By: Izumi Hasegawa August 29, 2014
Life of Crime is the film adaptation of Elmore Leonard’s novel The Switch which takes place in the ’70s. Yes, the fashion is very distinguished from that era. Fashion icon Jennifer Aniston plays a beautiful wife and mom in this film. Yes, she wore giant sunglasses and very ’70s clothes. What does she think about ’70s fashion? Also she talked about the backstory of being executive producer for this film, and playing a teenager’s mom in this film.
Q: What do you think about the ’70s?
It was awesome for the time and a lot of fun to wear all of that polyester and the handkerchiefs around the neck. My favorite piece of wardrobe was the sunglasses.
Q: Did you get to keep them?
No, I didn’t. I basically looked like my mom. I pulled out a lot of her old pictures and tried to rock the old Nancy Aniston 1970’s look.
Q: You were a producer for the film called Switch and now you are an executive producer of this film which is based on the novel The Switch. Tell us the behind-the-scenes story.
Well, this man (director Dan Schechter) just impressed me to no end and I was so excited because I’ve always loved Elmore Leonard. I had read The Switch (the book which this film is based on), which was the actual name, but we had to switch because I was already in a movie called The Switch about best friends making a baby. Then I read the book and I love how he writes his characters. They’re all so interesting and detailed. Also his bad guys aren’t the brightest, yet they somehow always make it happen and they’re actually lovable. I also thought Mickey’s character had such a beautiful arc and a powerful one. In that time to write that for a woman in the ’70s was pretty awesome. The whole package was really exciting for me. It was pretty much a no-brainer.

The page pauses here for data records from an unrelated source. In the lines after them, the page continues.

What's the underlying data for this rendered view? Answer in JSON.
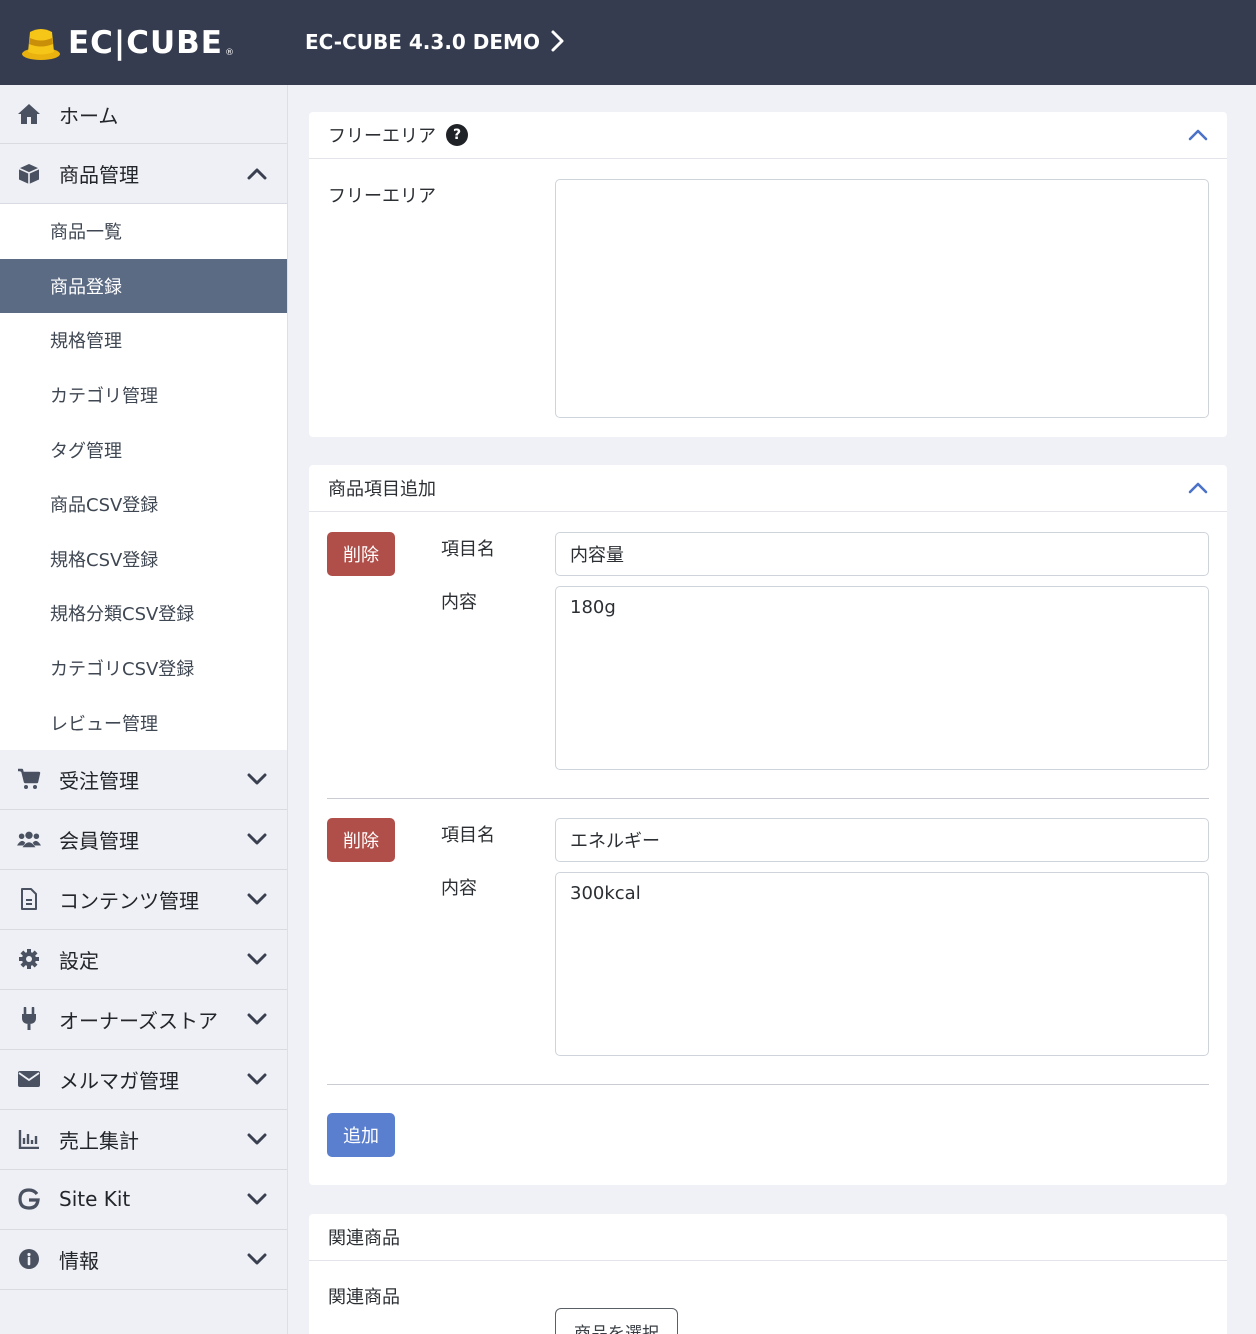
{
  "header": {
    "logo_text": "EC|CUBE",
    "logo_reg": "®",
    "shop_name": "EC-CUBE 4.3.0 DEMO"
  },
  "sidebar": {
    "home": "ホーム",
    "product": "商品管理",
    "product_sub": [
      "商品一覧",
      "商品登録",
      "規格管理",
      "カテゴリ管理",
      "タグ管理",
      "商品CSV登録",
      "規格CSV登録",
      "規格分類CSV登録",
      "カテゴリCSV登録",
      "レビュー管理"
    ],
    "order": "受注管理",
    "customer": "会員管理",
    "content": "コンテンツ管理",
    "setting": "設定",
    "store": "オーナーズストア",
    "mail": "メルマガ管理",
    "sales": "売上集計",
    "sitekit": "Site Kit",
    "info": "情報"
  },
  "free_area": {
    "title": "フリーエリア",
    "help": "?",
    "label": "フリーエリア",
    "value": ""
  },
  "add_items": {
    "title": "商品項目追加",
    "delete_label": "削除",
    "name_label": "項目名",
    "content_label": "内容",
    "items": [
      {
        "name": "内容量",
        "content": "180g"
      },
      {
        "name": "エネルギー",
        "content": "300kcal"
      }
    ],
    "add_label": "追加"
  },
  "related": {
    "title": "関連商品",
    "label": "関連商品",
    "select_label": "商品を選択"
  },
  "colors": {
    "header_bg": "#353c4f",
    "active_nav": "#5c6b84",
    "delete_btn": "#b04f4a",
    "add_btn": "#5b7fcf",
    "accent": "#4a72c8"
  }
}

Q: One of my favorite scenes is your character, Mickey, and her son in the car. I can see some distance, but love. How did you get the chemistry and how did you research to play the teenager’s mother role?

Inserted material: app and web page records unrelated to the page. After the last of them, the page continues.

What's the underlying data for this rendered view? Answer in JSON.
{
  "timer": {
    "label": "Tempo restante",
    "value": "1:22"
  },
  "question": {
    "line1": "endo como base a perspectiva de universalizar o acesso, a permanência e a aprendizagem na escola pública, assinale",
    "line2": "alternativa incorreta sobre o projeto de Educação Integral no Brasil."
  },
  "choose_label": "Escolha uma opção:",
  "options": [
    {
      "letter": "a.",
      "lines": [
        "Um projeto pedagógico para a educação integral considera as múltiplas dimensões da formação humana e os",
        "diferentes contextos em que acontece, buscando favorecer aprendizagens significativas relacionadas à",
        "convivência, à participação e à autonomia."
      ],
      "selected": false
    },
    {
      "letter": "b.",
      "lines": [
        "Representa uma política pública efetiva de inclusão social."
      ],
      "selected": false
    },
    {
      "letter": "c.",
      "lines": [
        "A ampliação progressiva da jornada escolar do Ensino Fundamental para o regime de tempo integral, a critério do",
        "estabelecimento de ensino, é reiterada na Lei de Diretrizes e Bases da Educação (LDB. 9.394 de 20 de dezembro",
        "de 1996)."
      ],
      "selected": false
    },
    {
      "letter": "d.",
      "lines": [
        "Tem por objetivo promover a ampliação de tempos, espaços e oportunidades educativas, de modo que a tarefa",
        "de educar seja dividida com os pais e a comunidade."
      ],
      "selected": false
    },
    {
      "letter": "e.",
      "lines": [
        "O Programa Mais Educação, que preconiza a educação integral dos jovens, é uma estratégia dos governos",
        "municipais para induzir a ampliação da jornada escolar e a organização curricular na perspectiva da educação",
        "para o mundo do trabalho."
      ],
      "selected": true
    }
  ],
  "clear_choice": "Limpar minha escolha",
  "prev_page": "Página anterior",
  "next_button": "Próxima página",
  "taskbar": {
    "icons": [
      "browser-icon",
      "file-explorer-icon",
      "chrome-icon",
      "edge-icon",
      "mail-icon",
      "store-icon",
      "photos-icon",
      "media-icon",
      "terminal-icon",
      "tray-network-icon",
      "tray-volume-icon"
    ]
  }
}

It’s difficult because there isn’t that flow of communication that I think kids and parents have today where they talk about everything taboo. She kind of knew how bad the situation was with her husband, and she would let him act out or throw away some jabs at him. And her first instinct is to always be the good woman, the good wife. And then I think it was just such a beautiful exchange between them because it was sort of silent. It was more of acting with the eyes, and knowing that we’ll talk. “I know that you’re unhappy, and you know that I’m unhappy,” because he obviously, could see that he wasn’t treating me well. But at that time, she didn’t know how to tell him that she agreed with it. But yeah, again, it’s one of those wonderful scenes that you get to play, and it’s beautifully written.
Life of Crime opens in theaters on August 29th.